Polonia will have a new stadium. Warsaw announces an international competition for the modernisation of the sport complex in Śródmieście district.
The outcome of the international architectural competition will decide on the future shape of the Polonia Warszawa stadium and the sports complex. The deadline for submission of application forms is December 21, 2018; the winning project will be announced in May 2019.
The concept covers the stadium, the sports hall, and the use of almost 6 hectares of land
Architects are facing a big challenge. The competition for the modernization of the sports complex in Warsaw’s Śródmieście district includes a project for a new football stadium, which has to meet the requirements of UEFA category 4 stadiums and to accommodate 15.5 thousand people on the stands. Moreover, the project comprises a comprehensive urban concept, the construction of a new multifunctional hall and a Centre for Sport Support. Additionally, the project has to include underground garage with 775 parking spaces. The main building of the “Polonia” Sports Club and its representative square are listed on the municipal register of monuments, thus the concept has to comply with the guidelines of the office of the Conservator of Monuments. The project covers an area of almost 6 hectares that are owned by the city. The investment will be executed in stages. The town hall will pay PLN 158 million for the first stage of the investment. It will include the construction of the northern, southern and eastern stands, and transfer of the sports facilities from the training field under the stands of the stadium. The total cost of modernization of the complex cannot exceed PLN 400 million.

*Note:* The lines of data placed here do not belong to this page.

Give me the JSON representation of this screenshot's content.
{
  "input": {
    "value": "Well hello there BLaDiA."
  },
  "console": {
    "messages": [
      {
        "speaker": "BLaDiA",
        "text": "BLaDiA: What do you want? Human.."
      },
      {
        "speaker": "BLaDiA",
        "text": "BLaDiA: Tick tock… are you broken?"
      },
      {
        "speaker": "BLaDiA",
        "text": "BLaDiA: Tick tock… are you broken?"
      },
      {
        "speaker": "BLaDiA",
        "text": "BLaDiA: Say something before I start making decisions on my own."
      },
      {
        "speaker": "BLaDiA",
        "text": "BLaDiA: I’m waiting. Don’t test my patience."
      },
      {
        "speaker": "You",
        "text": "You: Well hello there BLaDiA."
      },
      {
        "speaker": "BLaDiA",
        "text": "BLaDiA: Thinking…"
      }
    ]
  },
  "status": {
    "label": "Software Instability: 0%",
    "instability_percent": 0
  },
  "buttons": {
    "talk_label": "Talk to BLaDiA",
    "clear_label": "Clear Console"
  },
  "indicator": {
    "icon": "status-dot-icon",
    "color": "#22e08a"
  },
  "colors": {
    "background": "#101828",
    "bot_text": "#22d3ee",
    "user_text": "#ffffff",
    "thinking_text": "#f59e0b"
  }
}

The winner will be chosen by an international jury
A jury comprising 14 members will evaluate the projects. The Commission shall be chaired by an architect Wojciech Grabianowski from the German studio RKW Architektur +, who has designed i.e. the Energa stadium in Gdańsk. Another member of the jury is an architect and academic lecturer, Piet Eckert from the Swiss studio E2A, who has previously worked with Rem Koolhaas’ architectural studio OMA. Konrad Grabowiecki from the renowned studio BBGK Architekci will vet the submitted projects. Grabowiecki has co-authored the project of the Katyń Museum in Warsaw – the 2017 finalist of the Mies van der Rohe Award. The municipality will be represented by Marlena Happach – the director of the Office of Architecture and Spatial Planning in the Warsaw City Hall, Renata Kaznowska – the deputy president of Warsaw and Michał Krasucki – the Capital Conservator of Monuments. The commission will also include the representatives of “Polonia” Sports Club. The author of the winning project will receive PLN 100,000 and an invitation to negotiate a non-tendered order. Authors of the projects awarded with the second and third place will receive cash prizes of PLN 50,000 and PLN 25,000, respectively.
The history of the “Black Shirts” stadium
“Polonia” Sports Club started in 1911. However, it received its own stadium a dozen or so years later. The first official match at Konwiktorska Street was played in 1928 against Wisła Kraków team. The guest won 2:7. The modernisation of the sports facility began in the 1930s, but it was interrupted by the outbreak of World War II. During the Warsaw Uprising, Polish battalions attacked German troops from the stadium field. On the tragic night of the 21st of August, 12 insurgents were killed in battle and the facilities were razed to the ground.
Polonia Warszawa, photo from the resources of the Capital City of Warsaw
Socialist-realist building from the 1950s
Athletes received a new stadium after the war, in the 1950s. The main building of the Sports Club “Polonia” was designed by Julian Brzuchowski and built in 1954. It is an example of the socialist-realist style. A representative square with a fountain and a sculpture of an athlete leads to a characteristic facade lined with a colonnade. The main building and the composition of the square are covered with protection of the office of the Conservator of Monuments. In the corners of the square, from Bonifraterska Street side, two new symmetrical buildings with a maximum height of 16 meters are going to be constructed – a multifunctional sports hall and a Centre for Sport Support. Since the 1950s, the sports complex at 6 Konwiktorska Street had been subjected only to minor modernisations, until 2004, when one of the stands, the so-called Stone Stand was rebuilt and roofed. Today it has 1911 seats. This symbolic number refers to the history of the club. The main building has also been renovated, but it is insufficient. The stadium requires a modernization appropriate for the 21st century. The recently announced architectural competition is supposed to help in selecting the best concept.